§ **Stored dataset items**:
┏━━

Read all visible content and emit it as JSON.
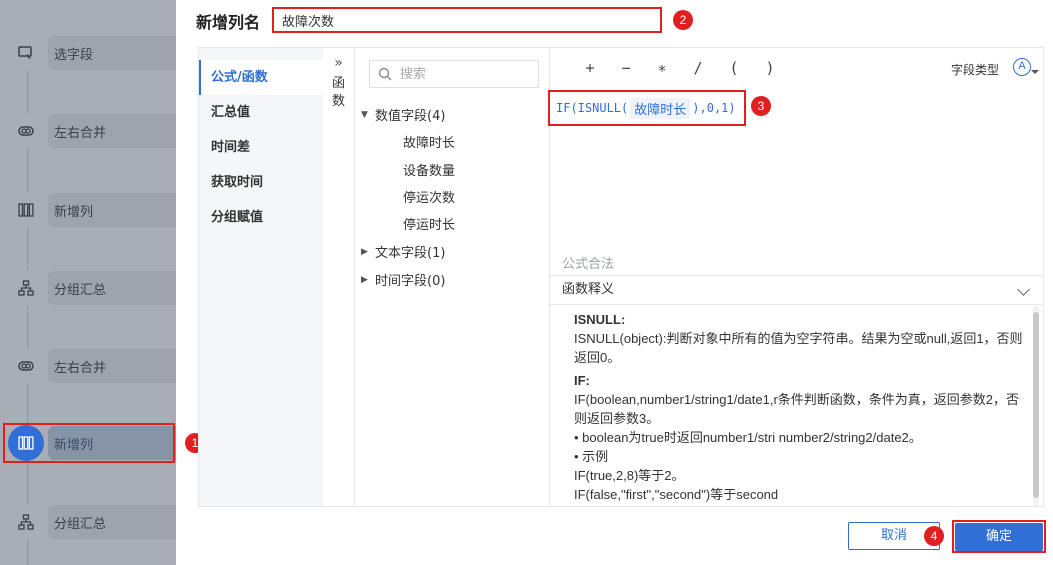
{
  "flow": {
    "items": [
      {
        "label": "选字段",
        "icon": "select-field-icon"
      },
      {
        "label": "左右合并",
        "icon": "merge-icon"
      },
      {
        "label": "新增列",
        "icon": "add-column-icon"
      },
      {
        "label": "分组汇总",
        "icon": "group-summary-icon"
      },
      {
        "label": "左右合并",
        "icon": "merge-icon"
      },
      {
        "label": "新增列",
        "icon": "add-column-icon",
        "active": true
      },
      {
        "label": "分组汇总",
        "icon": "group-summary-icon"
      }
    ]
  },
  "dialog": {
    "title": "新增列名",
    "column_name": "故障次数"
  },
  "menu": {
    "items": [
      "公式/函数",
      "汇总值",
      "时间差",
      "获取时间",
      "分组赋值"
    ]
  },
  "function_toggle": {
    "arrows": "»",
    "label_line1": "函",
    "label_line2": "数"
  },
  "tree": {
    "search_placeholder": "搜索",
    "groups": [
      {
        "label": "数值字段(4)",
        "expanded": true,
        "children": [
          "故障时长",
          "设备数量",
          "停运次数",
          "停运时长"
        ]
      },
      {
        "label": "文本字段(1)",
        "expanded": false
      },
      {
        "label": "时间字段(0)",
        "expanded": false
      }
    ]
  },
  "editor": {
    "operators": [
      "+",
      "−",
      "∗",
      "/",
      "(",
      ")"
    ],
    "field_type_label": "字段类型",
    "field_type_icon": "A",
    "formula_prefix": "IF(ISNULL(",
    "formula_field": "故障时长",
    "formula_suffix": "),0,1)",
    "legal_text": "公式合法",
    "explain_title": "函数释义",
    "explain_lines": [
      {
        "text": "ISNULL:",
        "bold": true
      },
      {
        "text": "ISNULL(object):判断对象中所有的值为空字符串。结果为空或null,返回1，否则返回0。",
        "bold": false
      },
      {
        "text": "IF:",
        "bold": true
      },
      {
        "text": "IF(boolean,number1/string1/date1,r条件判断函数，条件为真，返回参数2，否则返回参数3。",
        "bold": false
      },
      {
        "text": "• boolean为true时返回number1/stri number2/string2/date2。",
        "bold": false
      },
      {
        "text": "• 示例",
        "bold": false
      },
      {
        "text": "IF(true,2,8)等于2。",
        "bold": false
      },
      {
        "text": "IF(false,\"first\",\"second\")等于second",
        "bold": false
      }
    ]
  },
  "buttons": {
    "cancel": "取消",
    "ok": "确定"
  },
  "badges": [
    "1",
    "2",
    "3",
    "4"
  ],
  "colors": {
    "accent": "#2f6fd6",
    "highlight": "#e02020"
  }
}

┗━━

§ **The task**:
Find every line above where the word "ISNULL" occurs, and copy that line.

§ **Result for this task**:
    "formula_prefix": "IF(ISNULL(",
        "text": "ISNULL:",
        "text": "ISNULL(object):判断对象中所有的值为空字符串。结果为空或null,返回1，否则返回0。",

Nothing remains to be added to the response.